Hugh Grant plays a hilarious villain in the tasty “Paddington 2”. To persuade the star to “Love Actually” to play a nerdy and arrogant actor, director Paul King did not really show tact…
Paddington 2 : trouble for the English bear
Three years after his first adventures in the cinema, the famous British bear created by Michael Bond is back in 2017 in Paddington 2. Always orchestrated by Paul King, these new adventures around the hero dubbed by Ben Whishaw – and Guillaume Gallienne in the French version – are also tasty and rich in marmalade.
After finding his place in the Brown family, led by the excellent Sally Hawkins and Hugh Bonneville, Paddington dreams of sending a piece of London to his aunt Lucy.
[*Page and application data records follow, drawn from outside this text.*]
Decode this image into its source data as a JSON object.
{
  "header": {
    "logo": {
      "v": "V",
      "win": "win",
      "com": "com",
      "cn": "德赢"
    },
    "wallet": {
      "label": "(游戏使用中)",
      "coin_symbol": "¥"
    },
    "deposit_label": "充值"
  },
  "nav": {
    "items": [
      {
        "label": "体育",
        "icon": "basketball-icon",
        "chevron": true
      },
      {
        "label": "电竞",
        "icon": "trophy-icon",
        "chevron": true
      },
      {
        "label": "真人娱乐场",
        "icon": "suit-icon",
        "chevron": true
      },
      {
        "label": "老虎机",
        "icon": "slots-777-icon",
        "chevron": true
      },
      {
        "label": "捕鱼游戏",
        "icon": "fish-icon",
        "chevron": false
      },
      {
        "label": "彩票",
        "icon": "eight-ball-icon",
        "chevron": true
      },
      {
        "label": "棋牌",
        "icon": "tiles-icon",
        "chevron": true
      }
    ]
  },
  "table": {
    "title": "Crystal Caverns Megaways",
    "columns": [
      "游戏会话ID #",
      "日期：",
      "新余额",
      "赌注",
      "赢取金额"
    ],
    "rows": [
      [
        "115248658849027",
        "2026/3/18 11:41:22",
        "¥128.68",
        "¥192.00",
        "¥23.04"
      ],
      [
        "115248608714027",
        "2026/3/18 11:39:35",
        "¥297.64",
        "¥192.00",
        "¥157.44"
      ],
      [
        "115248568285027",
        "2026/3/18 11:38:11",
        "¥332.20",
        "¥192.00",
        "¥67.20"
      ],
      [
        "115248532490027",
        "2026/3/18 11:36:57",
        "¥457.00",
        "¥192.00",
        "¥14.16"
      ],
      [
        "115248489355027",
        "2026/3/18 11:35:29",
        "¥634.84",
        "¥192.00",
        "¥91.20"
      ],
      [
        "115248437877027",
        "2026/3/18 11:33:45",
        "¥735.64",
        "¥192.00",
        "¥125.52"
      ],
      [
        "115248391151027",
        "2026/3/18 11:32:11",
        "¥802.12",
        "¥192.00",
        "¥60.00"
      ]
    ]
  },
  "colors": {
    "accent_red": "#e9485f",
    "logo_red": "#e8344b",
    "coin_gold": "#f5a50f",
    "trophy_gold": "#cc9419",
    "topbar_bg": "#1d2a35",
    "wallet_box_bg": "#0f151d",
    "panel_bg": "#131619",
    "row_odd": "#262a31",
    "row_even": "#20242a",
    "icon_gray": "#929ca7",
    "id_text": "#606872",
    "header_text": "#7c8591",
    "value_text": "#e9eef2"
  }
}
Unable to offer him the only copy of a pop-up book revealing the wonders of the English capital, the bear decides to work.
But as he begins to raise the funds necessary to acquire the precious work, it is stolen by Phoenix Bucchanan, a picky actor who dreams of making his big comeback on the front of the stage, played by a Hugh Grant in great shape. Accused of being responsible for the theft, Paddington is therefore sent behind barswhere he must make a place for himself among the inmates, among whom an inconvenient cook played by Brendan Gleeson.
Still mixing animation and live action as well, Paddington 2 manages to keep the same spirit as its predecessor while offering an original evolution to its main character. The feature film brings together a prestigious cast who are having a great time. Starting with Hugh Grant, who plays wonderfully with his image as a pretentious actor.
Hugh Grant unlikely
As soon as the script was written Paddington 2director Paul King and his co-writer Simon Farnaby immediately had the actor of Love at first sight in Notting Hill lead for the role of Phoenix Buchanan. During a question and answer session with other members of the film crew, including the two authors, Hugh Grant reveals that the latter had recourse to a slightly vexing technique to convince him to join the project.
By sending him the script, Paul King wrote a letter that was original to say the least. This is what the actor says with humor:
(The screenplay) was accompanied by a letter. “We wrote a role. He’s a has-been, nerdy, puffed-up actor. You’d be perfect.” It hurt me. I read the script anyway, because I needed to work.
To maintain this momentum, the star then adds:
No, it was fantastic. You know, I’ve been an actor for 30 years and I hate all my colleagues. It was sweet revenge.
An anecdote confirmed by the director during the promotion of the film. Paul King also considers himself very happy that Hugh Grant took his letter with humor. The pleasure experienced by the actor in interpreting this former glory, who swears only by Laurence Olivier while living on advertisements for dog food, is infectious. His composition of this hilarious and pathetic villain is one of the many successes of Paddington 2. She earned him a BAFTA nomination in the Best Supporting Actor category.